> **YOUR TASK**
Every entry that follows is to be duplicated exactly.

> **Data about app and page elements**
* * * * *

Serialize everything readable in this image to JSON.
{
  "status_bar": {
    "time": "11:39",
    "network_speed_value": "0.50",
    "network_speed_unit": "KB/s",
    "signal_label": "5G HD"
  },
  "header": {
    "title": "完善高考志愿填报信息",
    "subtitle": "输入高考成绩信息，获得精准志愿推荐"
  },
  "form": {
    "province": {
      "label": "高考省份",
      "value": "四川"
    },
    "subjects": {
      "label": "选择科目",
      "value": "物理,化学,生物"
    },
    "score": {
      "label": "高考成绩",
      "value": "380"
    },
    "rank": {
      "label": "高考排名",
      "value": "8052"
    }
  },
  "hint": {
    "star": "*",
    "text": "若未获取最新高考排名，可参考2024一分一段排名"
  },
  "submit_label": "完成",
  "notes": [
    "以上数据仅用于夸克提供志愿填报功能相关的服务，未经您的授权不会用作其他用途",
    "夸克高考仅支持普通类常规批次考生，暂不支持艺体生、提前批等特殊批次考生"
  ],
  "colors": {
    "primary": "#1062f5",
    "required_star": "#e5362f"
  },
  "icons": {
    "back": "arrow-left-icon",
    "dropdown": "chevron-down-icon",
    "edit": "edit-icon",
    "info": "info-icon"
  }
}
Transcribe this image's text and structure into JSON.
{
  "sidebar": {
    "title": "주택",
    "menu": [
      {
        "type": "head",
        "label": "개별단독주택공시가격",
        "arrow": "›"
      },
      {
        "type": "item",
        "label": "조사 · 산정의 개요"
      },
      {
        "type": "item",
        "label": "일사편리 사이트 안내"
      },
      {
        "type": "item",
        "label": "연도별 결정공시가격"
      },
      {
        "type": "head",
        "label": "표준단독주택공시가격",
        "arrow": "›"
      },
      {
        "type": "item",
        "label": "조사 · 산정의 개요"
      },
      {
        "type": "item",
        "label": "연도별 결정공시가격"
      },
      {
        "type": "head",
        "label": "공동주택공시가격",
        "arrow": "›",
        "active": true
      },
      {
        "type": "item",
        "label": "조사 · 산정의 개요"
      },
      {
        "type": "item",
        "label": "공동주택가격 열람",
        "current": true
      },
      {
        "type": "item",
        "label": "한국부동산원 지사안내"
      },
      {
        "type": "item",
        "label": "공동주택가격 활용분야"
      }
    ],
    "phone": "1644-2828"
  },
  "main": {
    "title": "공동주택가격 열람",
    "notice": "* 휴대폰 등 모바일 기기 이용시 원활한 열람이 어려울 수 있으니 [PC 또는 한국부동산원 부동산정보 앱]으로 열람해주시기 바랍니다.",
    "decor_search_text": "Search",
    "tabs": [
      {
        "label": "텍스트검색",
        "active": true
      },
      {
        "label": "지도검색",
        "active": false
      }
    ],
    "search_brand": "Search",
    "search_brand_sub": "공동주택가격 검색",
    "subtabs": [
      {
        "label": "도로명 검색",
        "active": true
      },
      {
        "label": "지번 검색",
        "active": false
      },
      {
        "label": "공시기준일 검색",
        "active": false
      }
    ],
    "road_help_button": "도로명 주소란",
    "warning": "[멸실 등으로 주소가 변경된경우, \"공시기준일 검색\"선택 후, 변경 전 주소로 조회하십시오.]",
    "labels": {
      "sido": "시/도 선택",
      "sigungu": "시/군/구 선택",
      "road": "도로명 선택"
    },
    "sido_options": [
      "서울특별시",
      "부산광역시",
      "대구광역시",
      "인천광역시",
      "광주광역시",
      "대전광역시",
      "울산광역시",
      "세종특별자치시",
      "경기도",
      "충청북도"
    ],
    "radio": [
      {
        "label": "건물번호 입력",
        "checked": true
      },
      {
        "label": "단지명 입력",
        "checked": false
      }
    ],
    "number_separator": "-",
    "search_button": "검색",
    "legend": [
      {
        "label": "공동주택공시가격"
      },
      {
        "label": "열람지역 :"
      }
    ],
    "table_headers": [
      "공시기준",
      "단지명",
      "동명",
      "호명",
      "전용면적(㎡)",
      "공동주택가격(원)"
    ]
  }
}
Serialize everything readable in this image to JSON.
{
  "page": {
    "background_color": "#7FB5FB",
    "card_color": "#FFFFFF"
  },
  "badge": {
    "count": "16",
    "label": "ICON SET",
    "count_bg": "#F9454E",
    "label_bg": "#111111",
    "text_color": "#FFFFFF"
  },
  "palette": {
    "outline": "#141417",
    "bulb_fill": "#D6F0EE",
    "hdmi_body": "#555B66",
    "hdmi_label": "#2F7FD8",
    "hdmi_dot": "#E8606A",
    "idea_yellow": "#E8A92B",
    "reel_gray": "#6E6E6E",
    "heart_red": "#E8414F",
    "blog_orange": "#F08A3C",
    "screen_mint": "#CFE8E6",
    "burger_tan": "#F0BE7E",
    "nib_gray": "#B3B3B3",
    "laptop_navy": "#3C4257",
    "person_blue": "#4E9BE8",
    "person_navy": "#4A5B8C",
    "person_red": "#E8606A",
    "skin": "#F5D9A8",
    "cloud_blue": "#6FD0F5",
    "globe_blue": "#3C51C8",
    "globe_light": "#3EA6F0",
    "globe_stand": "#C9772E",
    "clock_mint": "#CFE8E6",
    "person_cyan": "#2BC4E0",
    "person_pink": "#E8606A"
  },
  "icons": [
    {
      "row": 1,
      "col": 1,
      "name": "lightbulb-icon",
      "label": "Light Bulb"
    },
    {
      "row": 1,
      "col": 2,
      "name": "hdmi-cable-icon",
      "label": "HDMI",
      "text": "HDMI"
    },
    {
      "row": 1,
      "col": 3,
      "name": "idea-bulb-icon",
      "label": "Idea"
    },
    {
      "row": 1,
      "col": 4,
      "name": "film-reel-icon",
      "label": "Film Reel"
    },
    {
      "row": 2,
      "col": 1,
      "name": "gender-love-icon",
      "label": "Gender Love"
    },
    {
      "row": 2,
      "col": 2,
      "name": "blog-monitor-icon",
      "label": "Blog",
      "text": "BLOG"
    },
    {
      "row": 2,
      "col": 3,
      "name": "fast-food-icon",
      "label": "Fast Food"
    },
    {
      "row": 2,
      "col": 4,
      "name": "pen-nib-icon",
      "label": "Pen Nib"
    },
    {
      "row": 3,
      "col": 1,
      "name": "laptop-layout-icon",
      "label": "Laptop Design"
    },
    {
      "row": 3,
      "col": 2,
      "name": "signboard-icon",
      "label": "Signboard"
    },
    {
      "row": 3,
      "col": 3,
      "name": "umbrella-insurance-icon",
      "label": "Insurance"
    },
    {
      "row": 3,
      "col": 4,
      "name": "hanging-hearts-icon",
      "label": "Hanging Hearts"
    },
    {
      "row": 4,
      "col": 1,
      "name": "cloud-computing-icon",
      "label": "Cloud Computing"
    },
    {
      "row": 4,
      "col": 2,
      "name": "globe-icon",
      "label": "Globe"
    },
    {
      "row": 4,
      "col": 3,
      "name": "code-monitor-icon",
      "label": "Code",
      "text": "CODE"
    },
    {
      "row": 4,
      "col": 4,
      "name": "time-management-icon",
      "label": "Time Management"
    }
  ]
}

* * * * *

> **WRITTEN RESPONSE**
Serialize everything readable in this image to JSON.
{
  "status_bar": {
    "time": "11:39",
    "network_speed_value": "0.50",
    "network_speed_unit": "KB/s",
    "signal_label": "5G HD"
  },
  "header": {
    "title": "完善高考志愿填报信息",
    "subtitle": "输入高考成绩信息，获得精准志愿推荐"
  },
  "form": {
    "province": {
      "label": "高考省份",
      "value": "四川"
    },
    "subjects": {
      "label": "选择科目",
      "value": "物理,化学,生物"
    },
    "score": {
      "label": "高考成绩",
      "value": "380"
    },
    "rank": {
      "label": "高考排名",
      "value": "8052"
    }
  },
  "hint": {
    "star": "*",
    "text": "若未获取最新高考排名，可参考2024一分一段排名"
  },
  "submit_label": "完成",
  "notes": [
    "以上数据仅用于夸克提供志愿填报功能相关的服务，未经您的授权不会用作其他用途",
    "夸克高考仅支持普通类常规批次考生，暂不支持艺体生、提前批等特殊批次考生"
  ],
  "colors": {
    "primary": "#1062f5",
    "required_star": "#e5362f"
  },
  "icons": {
    "back": "arrow-left-icon",
    "dropdown": "chevron-down-icon",
    "edit": "edit-icon",
    "info": "info-icon"
  }
}
Transcribe this image's text and structure into JSON.
{
  "sidebar": {
    "title": "주택",
    "menu": [
      {
        "type": "head",
        "label": "개별단독주택공시가격",
        "arrow": "›"
      },
      {
        "type": "item",
        "label": "조사 · 산정의 개요"
      },
      {
        "type": "item",
        "label": "일사편리 사이트 안내"
      },
      {
        "type": "item",
        "label": "연도별 결정공시가격"
      },
      {
        "type": "head",
        "label": "표준단독주택공시가격",
        "arrow": "›"
      },
      {
        "type": "item",
        "label": "조사 · 산정의 개요"
      },
      {
        "type": "item",
        "label": "연도별 결정공시가격"
      },
      {
        "type": "head",
        "label": "공동주택공시가격",
        "arrow": "›",
        "active": true
      },
      {
        "type": "item",
        "label": "조사 · 산정의 개요"
      },
      {
        "type": "item",
        "label": "공동주택가격 열람",
        "current": true
      },
      {
        "type": "item",
        "label": "한국부동산원 지사안내"
      },
      {
        "type": "item",
        "label": "공동주택가격 활용분야"
      }
    ],
    "phone": "1644-2828"
  },
  "main": {
    "title": "공동주택가격 열람",
    "notice": "* 휴대폰 등 모바일 기기 이용시 원활한 열람이 어려울 수 있으니 [PC 또는 한국부동산원 부동산정보 앱]으로 열람해주시기 바랍니다.",
    "decor_search_text": "Search",
    "tabs": [
      {
        "label": "텍스트검색",
        "active": true
      },
      {
        "label": "지도검색",
        "active": false
      }
    ],
    "search_brand": "Search",
    "search_brand_sub": "공동주택가격 검색",
    "subtabs": [
      {
        "label": "도로명 검색",
        "active": true
      },
      {
        "label": "지번 검색",
        "active": false
      },
      {
        "label": "공시기준일 검색",
        "active": false
      }
    ],
    "road_help_button": "도로명 주소란",
    "warning": "[멸실 등으로 주소가 변경된경우, \"공시기준일 검색\"선택 후, 변경 전 주소로 조회하십시오.]",
    "labels": {
      "sido": "시/도 선택",
      "sigungu": "시/군/구 선택",
      "road": "도로명 선택"
    },
    "sido_options": [
      "서울특별시",
      "부산광역시",
      "대구광역시",
      "인천광역시",
      "광주광역시",
      "대전광역시",
      "울산광역시",
      "세종특별자치시",
      "경기도",
      "충청북도"
    ],
    "radio": [
      {
        "label": "건물번호 입력",
        "checked": true
      },
      {
        "label": "단지명 입력",
        "checked": false
      }
    ],
    "number_separator": "-",
    "search_button": "검색",
    "legend": [
      {
        "label": "공동주택공시가격"
      },
      {
        "label": "열람지역 :"
      }
    ],
    "table_headers": [
      "공시기준",
      "단지명",
      "동명",
      "호명",
      "전용면적(㎡)",
      "공동주택가격(원)"
    ]
  }
}
Serialize everything readable in this image to JSON.
{
  "page": {
    "background_color": "#7FB5FB",
    "card_color": "#FFFFFF"
  },
  "badge": {
    "count": "16",
    "label": "ICON SET",
    "count_bg": "#F9454E",
    "label_bg": "#111111",
    "text_color": "#FFFFFF"
  },
  "palette": {
    "outline": "#141417",
    "bulb_fill": "#D6F0EE",
    "hdmi_body": "#555B66",
    "hdmi_label": "#2F7FD8",
    "hdmi_dot": "#E8606A",
    "idea_yellow": "#E8A92B",
    "reel_gray": "#6E6E6E",
    "heart_red": "#E8414F",
    "blog_orange": "#F08A3C",
    "screen_mint": "#CFE8E6",
    "burger_tan": "#F0BE7E",
    "nib_gray": "#B3B3B3",
    "laptop_navy": "#3C4257",
    "person_blue": "#4E9BE8",
    "person_navy": "#4A5B8C",
    "person_red": "#E8606A",
    "skin": "#F5D9A8",
    "cloud_blue": "#6FD0F5",
    "globe_blue": "#3C51C8",
    "globe_light": "#3EA6F0",
    "globe_stand": "#C9772E",
    "clock_mint": "#CFE8E6",
    "person_cyan": "#2BC4E0",
    "person_pink": "#E8606A"
  },
  "icons": [
    {
      "row": 1,
      "col": 1,
      "name": "lightbulb-icon",
      "label": "Light Bulb"
    },
    {
      "row": 1,
      "col": 2,
      "name": "hdmi-cable-icon",
      "label": "HDMI",
      "text": "HDMI"
    },
    {
      "row": 1,
      "col": 3,
      "name": "idea-bulb-icon",
      "label": "Idea"
    },
    {
      "row": 1,
      "col": 4,
      "name": "film-reel-icon",
      "label": "Film Reel"
    },
    {
      "row": 2,
      "col": 1,
      "name": "gender-love-icon",
      "label": "Gender Love"
    },
    {
      "row": 2,
      "col": 2,
      "name": "blog-monitor-icon",
      "label": "Blog",
      "text": "BLOG"
    },
    {
      "row": 2,
      "col": 3,
      "name": "fast-food-icon",
      "label": "Fast Food"
    },
    {
      "row": 2,
      "col": 4,
      "name": "pen-nib-icon",
      "label": "Pen Nib"
    },
    {
      "row": 3,
      "col": 1,
      "name": "laptop-layout-icon",
      "label": "Laptop Design"
    },
    {
      "row": 3,
      "col": 2,
      "name": "signboard-icon",
      "label": "Signboard"
    },
    {
      "row": 3,
      "col": 3,
      "name": "umbrella-insurance-icon",
      "label": "Insurance"
    },
    {
      "row": 3,
      "col": 4,
      "name": "hanging-hearts-icon",
      "label": "Hanging Hearts"
    },
    {
      "row": 4,
      "col": 1,
      "name": "cloud-computing-icon",
      "label": "Cloud Computing"
    },
    {
      "row": 4,
      "col": 2,
      "name": "globe-icon",
      "label": "Globe"
    },
    {
      "row": 4,
      "col": 3,
      "name": "code-monitor-icon",
      "label": "Code",
      "text": "CODE"
    },
    {
      "row": 4,
      "col": 4,
      "name": "time-management-icon",
      "label": "Time Management"
    }
  ]
}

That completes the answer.